Suzani are handwoven silk embroideries originating from Tajikistan and Uzbekistan, specifically a region formerly known as the Emirates of Bukhara and Kokand before they became Soviet Republics.

The name ‘suzani’ is derived from the Farsi word for ‘needle’ and the fabrics were originally dowry weavings made by a bride’s family to present to the groom on her wedding day. In Central Asian tribal society weddings were important because they fused two families and secured the future of a tribe for at least another generation. Therefore the suzanis are typically adorned with decorative motifs that symbolise luck, health, long life and fertility. Over several centuries their patterns have evolved into highly sophisticated designs that are frequently floral.
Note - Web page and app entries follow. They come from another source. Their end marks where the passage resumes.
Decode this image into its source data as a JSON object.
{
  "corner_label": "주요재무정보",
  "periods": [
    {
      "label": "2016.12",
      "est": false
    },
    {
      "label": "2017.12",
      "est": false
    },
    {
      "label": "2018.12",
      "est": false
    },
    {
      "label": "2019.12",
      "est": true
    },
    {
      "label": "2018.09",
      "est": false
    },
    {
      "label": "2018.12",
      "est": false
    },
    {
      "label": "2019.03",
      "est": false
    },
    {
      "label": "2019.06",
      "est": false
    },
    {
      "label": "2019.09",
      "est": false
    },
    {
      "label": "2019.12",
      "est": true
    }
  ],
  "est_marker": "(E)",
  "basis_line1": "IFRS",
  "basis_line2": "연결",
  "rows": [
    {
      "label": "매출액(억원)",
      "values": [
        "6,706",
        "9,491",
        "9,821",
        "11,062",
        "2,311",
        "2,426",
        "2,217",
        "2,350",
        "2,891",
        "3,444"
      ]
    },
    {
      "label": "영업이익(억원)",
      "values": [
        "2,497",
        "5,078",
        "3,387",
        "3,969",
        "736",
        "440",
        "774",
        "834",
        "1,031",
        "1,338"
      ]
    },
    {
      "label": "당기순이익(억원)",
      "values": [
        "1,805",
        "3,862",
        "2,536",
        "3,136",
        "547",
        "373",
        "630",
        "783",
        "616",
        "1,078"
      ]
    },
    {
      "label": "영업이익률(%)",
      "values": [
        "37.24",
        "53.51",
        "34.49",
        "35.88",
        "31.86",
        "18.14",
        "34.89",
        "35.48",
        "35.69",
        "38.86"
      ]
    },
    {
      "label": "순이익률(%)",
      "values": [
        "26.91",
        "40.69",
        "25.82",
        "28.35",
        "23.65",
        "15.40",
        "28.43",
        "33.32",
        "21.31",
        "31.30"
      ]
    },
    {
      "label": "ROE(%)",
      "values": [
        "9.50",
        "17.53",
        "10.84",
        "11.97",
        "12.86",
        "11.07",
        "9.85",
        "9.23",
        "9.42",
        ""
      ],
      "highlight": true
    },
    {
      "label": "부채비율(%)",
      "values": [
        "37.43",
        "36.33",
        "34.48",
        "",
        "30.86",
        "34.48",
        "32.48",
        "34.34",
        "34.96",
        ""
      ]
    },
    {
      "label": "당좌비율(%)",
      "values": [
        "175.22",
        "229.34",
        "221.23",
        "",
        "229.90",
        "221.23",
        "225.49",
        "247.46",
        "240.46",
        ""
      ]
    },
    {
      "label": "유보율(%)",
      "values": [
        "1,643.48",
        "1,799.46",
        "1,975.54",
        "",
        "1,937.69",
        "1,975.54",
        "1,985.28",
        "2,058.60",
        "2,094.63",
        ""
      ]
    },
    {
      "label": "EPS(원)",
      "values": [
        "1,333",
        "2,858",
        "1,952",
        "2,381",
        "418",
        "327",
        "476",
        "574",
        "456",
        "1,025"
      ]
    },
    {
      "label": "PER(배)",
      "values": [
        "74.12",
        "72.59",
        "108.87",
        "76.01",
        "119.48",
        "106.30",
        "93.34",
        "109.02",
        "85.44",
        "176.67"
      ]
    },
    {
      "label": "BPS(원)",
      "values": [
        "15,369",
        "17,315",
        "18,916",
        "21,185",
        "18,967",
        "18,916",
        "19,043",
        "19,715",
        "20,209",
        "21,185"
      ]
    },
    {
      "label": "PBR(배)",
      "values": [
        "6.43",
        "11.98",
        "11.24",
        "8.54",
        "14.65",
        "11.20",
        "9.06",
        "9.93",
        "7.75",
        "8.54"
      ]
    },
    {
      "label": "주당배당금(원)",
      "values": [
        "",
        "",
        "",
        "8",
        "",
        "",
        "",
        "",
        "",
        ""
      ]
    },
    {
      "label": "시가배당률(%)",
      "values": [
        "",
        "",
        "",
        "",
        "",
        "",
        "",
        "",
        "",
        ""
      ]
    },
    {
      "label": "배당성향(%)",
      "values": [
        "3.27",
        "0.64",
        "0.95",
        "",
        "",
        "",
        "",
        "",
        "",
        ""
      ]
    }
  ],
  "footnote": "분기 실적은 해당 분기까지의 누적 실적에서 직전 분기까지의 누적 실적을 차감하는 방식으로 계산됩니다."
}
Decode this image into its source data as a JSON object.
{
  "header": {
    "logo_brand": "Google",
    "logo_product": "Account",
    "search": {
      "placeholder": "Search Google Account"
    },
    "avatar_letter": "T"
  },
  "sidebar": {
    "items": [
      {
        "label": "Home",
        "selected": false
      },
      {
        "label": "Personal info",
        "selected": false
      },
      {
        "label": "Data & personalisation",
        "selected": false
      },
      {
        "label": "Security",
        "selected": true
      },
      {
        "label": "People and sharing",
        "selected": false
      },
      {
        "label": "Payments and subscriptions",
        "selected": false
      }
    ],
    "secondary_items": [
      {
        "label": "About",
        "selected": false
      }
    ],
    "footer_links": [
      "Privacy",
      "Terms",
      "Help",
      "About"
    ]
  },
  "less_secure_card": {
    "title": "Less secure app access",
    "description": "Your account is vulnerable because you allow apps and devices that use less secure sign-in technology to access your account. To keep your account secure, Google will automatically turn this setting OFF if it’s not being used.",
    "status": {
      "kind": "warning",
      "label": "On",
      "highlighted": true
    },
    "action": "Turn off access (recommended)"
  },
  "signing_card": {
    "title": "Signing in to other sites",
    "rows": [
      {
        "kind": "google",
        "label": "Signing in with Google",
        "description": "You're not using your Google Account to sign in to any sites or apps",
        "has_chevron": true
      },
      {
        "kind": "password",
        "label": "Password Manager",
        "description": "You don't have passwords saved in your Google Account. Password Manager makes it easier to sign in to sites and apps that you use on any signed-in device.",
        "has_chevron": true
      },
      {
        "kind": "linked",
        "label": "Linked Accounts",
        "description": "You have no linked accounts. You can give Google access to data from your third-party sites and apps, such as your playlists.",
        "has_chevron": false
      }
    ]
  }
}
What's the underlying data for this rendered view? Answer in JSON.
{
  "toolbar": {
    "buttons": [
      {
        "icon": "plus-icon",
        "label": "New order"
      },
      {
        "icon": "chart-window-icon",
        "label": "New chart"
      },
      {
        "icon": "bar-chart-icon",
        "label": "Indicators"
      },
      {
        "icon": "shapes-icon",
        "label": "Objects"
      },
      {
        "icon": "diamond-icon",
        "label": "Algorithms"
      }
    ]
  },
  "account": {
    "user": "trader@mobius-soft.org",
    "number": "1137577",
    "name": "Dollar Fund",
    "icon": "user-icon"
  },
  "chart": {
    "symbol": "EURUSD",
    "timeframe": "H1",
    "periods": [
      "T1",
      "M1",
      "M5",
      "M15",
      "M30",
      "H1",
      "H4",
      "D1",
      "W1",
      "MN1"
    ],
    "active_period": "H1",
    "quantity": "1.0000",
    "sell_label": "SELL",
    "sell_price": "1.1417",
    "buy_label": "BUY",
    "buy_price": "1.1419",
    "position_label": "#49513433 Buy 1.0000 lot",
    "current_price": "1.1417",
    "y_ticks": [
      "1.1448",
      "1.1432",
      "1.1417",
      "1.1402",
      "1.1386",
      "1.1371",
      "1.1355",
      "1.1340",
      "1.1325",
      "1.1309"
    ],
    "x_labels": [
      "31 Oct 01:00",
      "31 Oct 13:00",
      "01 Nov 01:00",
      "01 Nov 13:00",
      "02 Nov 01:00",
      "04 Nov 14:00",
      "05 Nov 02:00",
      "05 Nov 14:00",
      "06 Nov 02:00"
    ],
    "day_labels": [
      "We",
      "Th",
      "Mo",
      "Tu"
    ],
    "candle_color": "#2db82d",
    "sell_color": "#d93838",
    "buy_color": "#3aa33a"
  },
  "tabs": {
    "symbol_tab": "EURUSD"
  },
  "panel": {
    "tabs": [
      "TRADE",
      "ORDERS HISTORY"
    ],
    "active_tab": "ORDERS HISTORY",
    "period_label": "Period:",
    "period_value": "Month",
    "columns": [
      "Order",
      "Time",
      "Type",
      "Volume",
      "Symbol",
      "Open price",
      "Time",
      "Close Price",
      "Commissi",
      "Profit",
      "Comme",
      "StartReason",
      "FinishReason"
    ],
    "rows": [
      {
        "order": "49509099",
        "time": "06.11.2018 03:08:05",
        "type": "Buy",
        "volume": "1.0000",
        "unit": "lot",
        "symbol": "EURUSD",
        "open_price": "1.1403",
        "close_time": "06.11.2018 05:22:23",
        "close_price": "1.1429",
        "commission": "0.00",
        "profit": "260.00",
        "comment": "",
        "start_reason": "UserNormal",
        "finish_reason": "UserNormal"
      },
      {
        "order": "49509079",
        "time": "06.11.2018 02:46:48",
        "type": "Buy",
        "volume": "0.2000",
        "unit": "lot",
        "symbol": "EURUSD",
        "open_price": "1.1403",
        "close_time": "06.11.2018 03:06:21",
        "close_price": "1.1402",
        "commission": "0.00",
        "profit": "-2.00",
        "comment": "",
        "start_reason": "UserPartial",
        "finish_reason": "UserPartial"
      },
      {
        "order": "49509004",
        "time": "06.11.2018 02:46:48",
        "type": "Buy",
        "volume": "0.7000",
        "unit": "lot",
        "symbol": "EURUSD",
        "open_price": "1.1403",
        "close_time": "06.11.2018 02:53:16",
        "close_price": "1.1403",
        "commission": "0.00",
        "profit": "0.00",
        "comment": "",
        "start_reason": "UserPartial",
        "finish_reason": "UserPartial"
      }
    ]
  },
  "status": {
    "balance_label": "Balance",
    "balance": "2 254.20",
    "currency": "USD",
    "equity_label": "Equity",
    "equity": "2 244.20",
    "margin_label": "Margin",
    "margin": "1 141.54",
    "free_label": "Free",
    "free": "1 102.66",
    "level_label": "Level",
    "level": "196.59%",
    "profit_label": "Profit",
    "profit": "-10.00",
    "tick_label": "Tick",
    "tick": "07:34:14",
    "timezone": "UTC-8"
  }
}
A typical suzani might resemble a canopy of dense foliage, blossoming into vivid crimsons and deep maroons. The plants are arranged into a series of rhythmically recurring forms that create the image of ordered chaos.

A bridal dowry gift of needlework or weaving is an ancient custom believed to have existed in most civilisations at one time or another. The textiles were an expression of a bride-to-be’s wealth and domestic skills, although Suzani were also an important media for artistic expression in Central Asia and through them we can trace a visual language stretching back millennia. Fundamental to the Suzani tradition was that entirely new embroideries were made for every wedding and fashions changed with each generation. Early Suzani of the mid 1700s to around 1875 are the most treasured today, and many were brought to the West by 19th century travellers seeking souvenirs.

Paliak
Tashkent region, Emirate of Kokand
mid 19th century
190 x 242 cm
Silk embroidery on a cotton foundation

Ascending Flowers in a Diamond Leaf Lattice
Kermina, Emirate of Bukhara
first half of the 19th century
170 x 252 cm
Silk embroidery on a cotton foundation

Suzani with Ascending Carnations and Trailing Stems
Bukhara, Emirate of Bukhara
first half of the 19th century
152 x 229 cm
Silk embroidery on a cotton foundation

Suzani with Star Medallion and Flowers
Ura-Tube, Emirate of Kokand
first half of the 19th century
179 x 212 cm
Silk embroidery on a cotton foundation

To make the suzanis, lengths of undyed cotton were bought from the market and sewn together to create a generous expanse of fabric, onto which traditionally the grandmother would draw the design in ink. Various female members of the family would then embroider the different panels in their spare time, although the bride did the majority of the work. Delicate silk was used for the majority of the embroidery. At the height of the ancient Silk Road, which ran through the region, silk was extremely expensive, however, in the late 18th century the Emir of Bukhara learnt that the silkworm lives on mulberry bushes and planted the Zarafshan Valley with them which greatly increased silk production.

The Afridi Gallery is honoured to present this remarkable collection of 19th century suzani, and offer a unique opportunity to encounter a collection of such rarity and beauty.

The exhibition “Gardens of Delight” Enchanting Suzani from Central Asia is on view Monday – Friday by appointment at the Afridi Gallery 76 Royal Hospital Road London SW3 4HN Telephone Anthea Roberts 020 7349 9909